● App and web page records:
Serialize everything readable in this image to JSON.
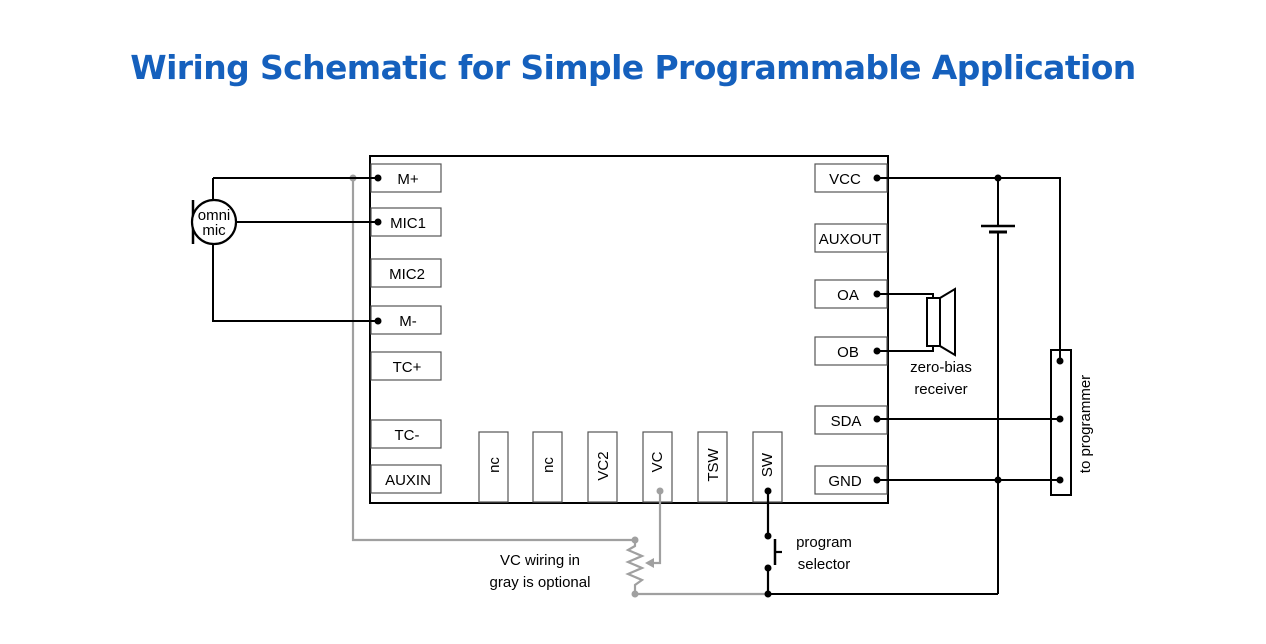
{
  "title": "Wiring Schematic for Simple Programmable Application",
  "colors": {
    "title": "#1560bd",
    "wire": "#000000",
    "optional_wire": "#a0a0a0",
    "background": "#ffffff"
  },
  "chip": {
    "left_pins": [
      "M+",
      "MIC1",
      "MIC2",
      "M-",
      "TC+",
      "TC-",
      "AUXIN"
    ],
    "right_pins": [
      "VCC",
      "AUXOUT",
      "OA",
      "OB",
      "SDA",
      "GND"
    ],
    "bottom_pins": [
      "nc",
      "nc",
      "VC2",
      "VC",
      "TSW",
      "SW"
    ]
  },
  "components": {
    "microphone": {
      "line1": "omni",
      "line2": "mic"
    },
    "receiver": {
      "line1": "zero-bias",
      "line2": "receiver"
    },
    "switch": {
      "line1": "program",
      "line2": "selector"
    },
    "programmer": {
      "label": "to programmer"
    },
    "optional_note": {
      "line1": "VC wiring in",
      "line2": "gray is optional"
    }
  }
}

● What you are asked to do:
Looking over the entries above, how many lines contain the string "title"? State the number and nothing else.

● Exercise response:
2